WORK INSTRUCTION: Report every line of the data where the string "database" appears.

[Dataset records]
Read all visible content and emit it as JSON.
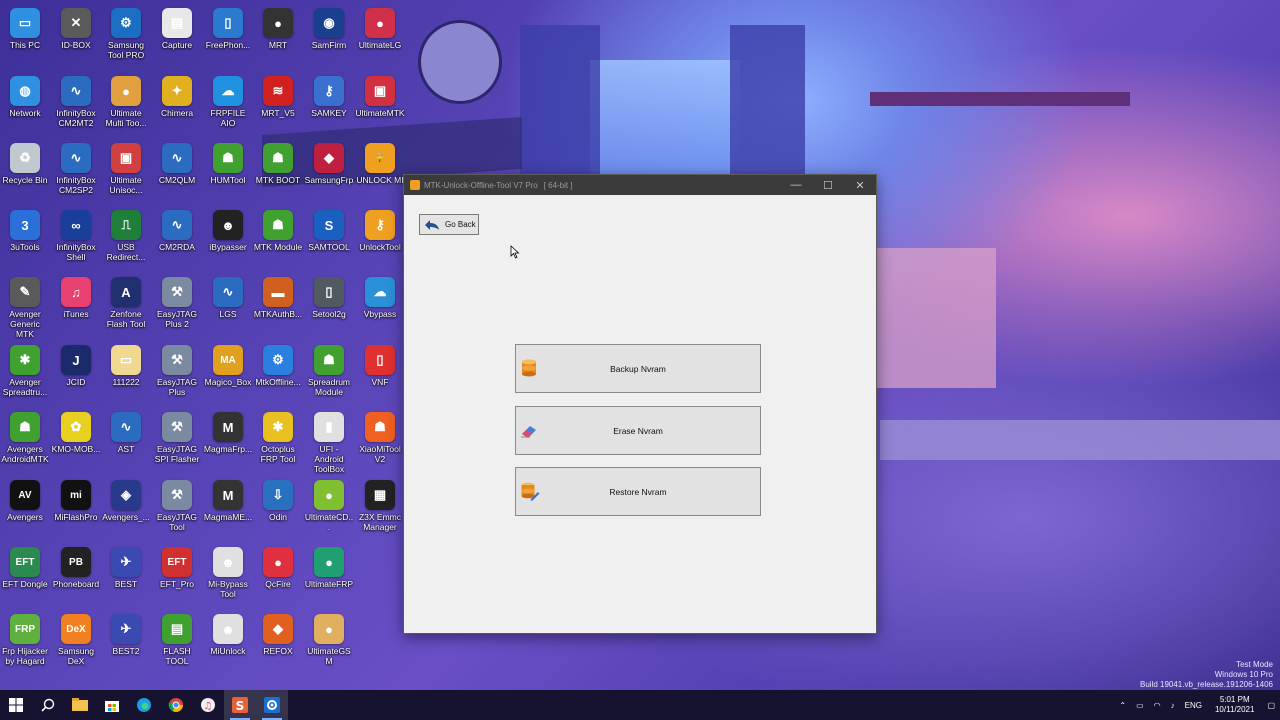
{
  "desktop_icons": [
    {
      "label": "This PC",
      "color": "#2f8fe0",
      "glyph": "▭"
    },
    {
      "label": "ID-BOX",
      "color": "#5a5a5a",
      "glyph": "✕"
    },
    {
      "label": "Samsung Tool PRO",
      "color": "#1a6fc4",
      "glyph": "⚙"
    },
    {
      "label": "Capture",
      "color": "#e8e8e8",
      "glyph": "▤"
    },
    {
      "label": "FreePhon...",
      "color": "#2a7bd0",
      "glyph": "▯"
    },
    {
      "label": "MRT",
      "color": "#333333",
      "glyph": "●"
    },
    {
      "label": "SamFirm",
      "color": "#1b3f8f",
      "glyph": "◉"
    },
    {
      "label": "UltimateLG",
      "color": "#d0304a",
      "glyph": "●"
    },
    {
      "label": "Network",
      "color": "#2f8fe0",
      "glyph": "◍"
    },
    {
      "label": "InfinityBox CM2MT2",
      "color": "#2b6cc0",
      "glyph": "∿"
    },
    {
      "label": "Ultimate Multi Too...",
      "color": "#e0a040",
      "glyph": "●"
    },
    {
      "label": "Chimera",
      "color": "#e0b020",
      "glyph": "✦"
    },
    {
      "label": "FRPFILE AIO",
      "color": "#2090e0",
      "glyph": "☁"
    },
    {
      "label": "MRT_V5",
      "color": "#d02020",
      "glyph": "≋"
    },
    {
      "label": "SAMKEY",
      "color": "#3a70d0",
      "glyph": "⚷"
    },
    {
      "label": "UltimateMTK",
      "color": "#d03040",
      "glyph": "▣"
    },
    {
      "label": "Recycle Bin",
      "color": "#c0c8d0",
      "glyph": "♻"
    },
    {
      "label": "InfinityBox CM2SP2",
      "color": "#2b6cc0",
      "glyph": "∿"
    },
    {
      "label": "Ultimate Unisoc...",
      "color": "#d04040",
      "glyph": "▣"
    },
    {
      "label": "CM2QLM",
      "color": "#2b6cc0",
      "glyph": "∿"
    },
    {
      "label": "HUMTool",
      "color": "#40a030",
      "glyph": "☗"
    },
    {
      "label": "MTK BOOT",
      "color": "#40a030",
      "glyph": "☗"
    },
    {
      "label": "SamsungFrp",
      "color": "#c02040",
      "glyph": "◆"
    },
    {
      "label": "UNLOCK MI",
      "color": "#f0a020",
      "glyph": "🔒"
    },
    {
      "label": "3uTools",
      "color": "#2a70d8",
      "glyph": "3"
    },
    {
      "label": "InfinityBox Shell",
      "color": "#1a3f9a",
      "glyph": "∞"
    },
    {
      "label": "USB Redirect...",
      "color": "#1f7f3a",
      "glyph": "⎍"
    },
    {
      "label": "CM2RDA",
      "color": "#2b6cc0",
      "glyph": "∿"
    },
    {
      "label": "iBypasser",
      "color": "#222222",
      "glyph": "☻"
    },
    {
      "label": "MTK Module",
      "color": "#40a030",
      "glyph": "☗"
    },
    {
      "label": "SAMTOOL",
      "color": "#1a60c0",
      "glyph": "S"
    },
    {
      "label": "UnlockTool",
      "color": "#f0a020",
      "glyph": "⚷"
    },
    {
      "label": "Avenger Generic MTK",
      "color": "#5a5a5a",
      "glyph": "✎"
    },
    {
      "label": "iTunes",
      "color": "#e84070",
      "glyph": "♫"
    },
    {
      "label": "Zenfone Flash Tool",
      "color": "#1f2f6f",
      "glyph": "A"
    },
    {
      "label": "EasyJTAG Plus 2",
      "color": "#7a8aa0",
      "glyph": "⚒"
    },
    {
      "label": "LGS",
      "color": "#2b6cc0",
      "glyph": "∿"
    },
    {
      "label": "MTKAuthB...",
      "color": "#d06020",
      "glyph": "▬"
    },
    {
      "label": "Setool2g",
      "color": "#505a60",
      "glyph": "▯"
    },
    {
      "label": "Vbypass",
      "color": "#2a90d8",
      "glyph": "☁"
    },
    {
      "label": "Avenger Spreadtru...",
      "color": "#40a030",
      "glyph": "✱"
    },
    {
      "label": "JCID",
      "color": "#1a2a6a",
      "glyph": "J"
    },
    {
      "label": "111222",
      "color": "#f0d890",
      "glyph": "▭"
    },
    {
      "label": "EasyJTAG Plus",
      "color": "#7a8aa0",
      "glyph": "⚒"
    },
    {
      "label": "Magico_Box",
      "color": "#e0a020",
      "glyph": "MA"
    },
    {
      "label": "MtkOffline...",
      "color": "#2a80e0",
      "glyph": "⚙"
    },
    {
      "label": "Spreadrum Module",
      "color": "#40a030",
      "glyph": "☗"
    },
    {
      "label": "VNF",
      "color": "#e03030",
      "glyph": "▯"
    },
    {
      "label": "Avengers AndroidMTK",
      "color": "#40a030",
      "glyph": "☗"
    },
    {
      "label": "KMO-MOB...",
      "color": "#e8d020",
      "glyph": "✿"
    },
    {
      "label": "AST",
      "color": "#2b6cc0",
      "glyph": "∿"
    },
    {
      "label": "EasyJTAG SPI Flasher",
      "color": "#7a8aa0",
      "glyph": "⚒"
    },
    {
      "label": "MagmaFrp...",
      "color": "#333333",
      "glyph": "M"
    },
    {
      "label": "Octoplus FRP Tool",
      "color": "#e8c020",
      "glyph": "✱"
    },
    {
      "label": "UFI - Android ToolBox",
      "color": "#e0e0e0",
      "glyph": "▮"
    },
    {
      "label": "XiaoMiTool V2",
      "color": "#f06020",
      "glyph": "☗"
    },
    {
      "label": "Avengers",
      "color": "#111111",
      "glyph": "AV"
    },
    {
      "label": "MiFlashPro",
      "color": "#111111",
      "glyph": "mi"
    },
    {
      "label": "Avengers_...",
      "color": "#2a3a8a",
      "glyph": "◈"
    },
    {
      "label": "EasyJTAG Tool",
      "color": "#7a8aa0",
      "glyph": "⚒"
    },
    {
      "label": "MagmaME...",
      "color": "#333333",
      "glyph": "M"
    },
    {
      "label": "Odin",
      "color": "#2a70c0",
      "glyph": "⇩"
    },
    {
      "label": "UltimateCD...",
      "color": "#80c030",
      "glyph": "●"
    },
    {
      "label": "Z3X Emmc Manager",
      "color": "#222222",
      "glyph": "▦"
    },
    {
      "label": "EFT Dongle",
      "color": "#2a8a50",
      "glyph": "EFT"
    },
    {
      "label": "Phoneboard",
      "color": "#222222",
      "glyph": "PB"
    },
    {
      "label": "BEST",
      "color": "#3a4ab0",
      "glyph": "✈"
    },
    {
      "label": "EFT_Pro",
      "color": "#d03030",
      "glyph": "EFT"
    },
    {
      "label": "Mi-Bypass Tool",
      "color": "#e0e0e0",
      "glyph": "☻"
    },
    {
      "label": "QcFire",
      "color": "#e03040",
      "glyph": "●"
    },
    {
      "label": "UltimateFRP",
      "color": "#20a070",
      "glyph": "●"
    },
    {
      "label": "Frp Hijacker by Hagard",
      "color": "#60b040",
      "glyph": "FRP"
    },
    {
      "label": "Samsung DeX",
      "color": "#f08020",
      "glyph": "DeX"
    },
    {
      "label": "BEST2",
      "color": "#3a4ab0",
      "glyph": "✈"
    },
    {
      "label": "FLASH TOOL",
      "color": "#40a030",
      "glyph": "▤"
    },
    {
      "label": "MiUnlock",
      "color": "#e0e0e0",
      "glyph": "☻"
    },
    {
      "label": "REFOX",
      "color": "#e06020",
      "glyph": "◆"
    },
    {
      "label": "UltimateGSM",
      "color": "#e0b060",
      "glyph": "●"
    }
  ],
  "app_window": {
    "title": "MTK-Unlock-Offline-Tool V7 Pro",
    "bits": "[ 64-bit ]",
    "controls": {
      "minimize": "—",
      "maximize": "☐",
      "close": "✕"
    },
    "go_back": "Go Back",
    "buttons": [
      {
        "label": "Backup Nvram",
        "icon": "database-icon"
      },
      {
        "label": "Erase Nvram",
        "icon": "eraser-icon"
      },
      {
        "label": "Restore Nvram",
        "icon": "database-edit-icon"
      }
    ]
  },
  "watermark": {
    "line1": "Test Mode",
    "line2": "Windows 10 Pro",
    "line3": "Build 19041.vb_release.191206-1406"
  },
  "taskbar": {
    "items": [
      "start-icon",
      "search-icon",
      "file-explorer-icon",
      "store-icon",
      "edge-icon",
      "chrome-icon",
      "itunes-icon",
      "s-app-icon",
      "gear-app-icon"
    ],
    "tray": {
      "language": "ENG",
      "time": "5:01 PM",
      "date": "10/11/2021"
    }
  }
}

RESPONSE TO THE TASK:
        "icon": "database-icon"
        "icon": "database-edit-icon"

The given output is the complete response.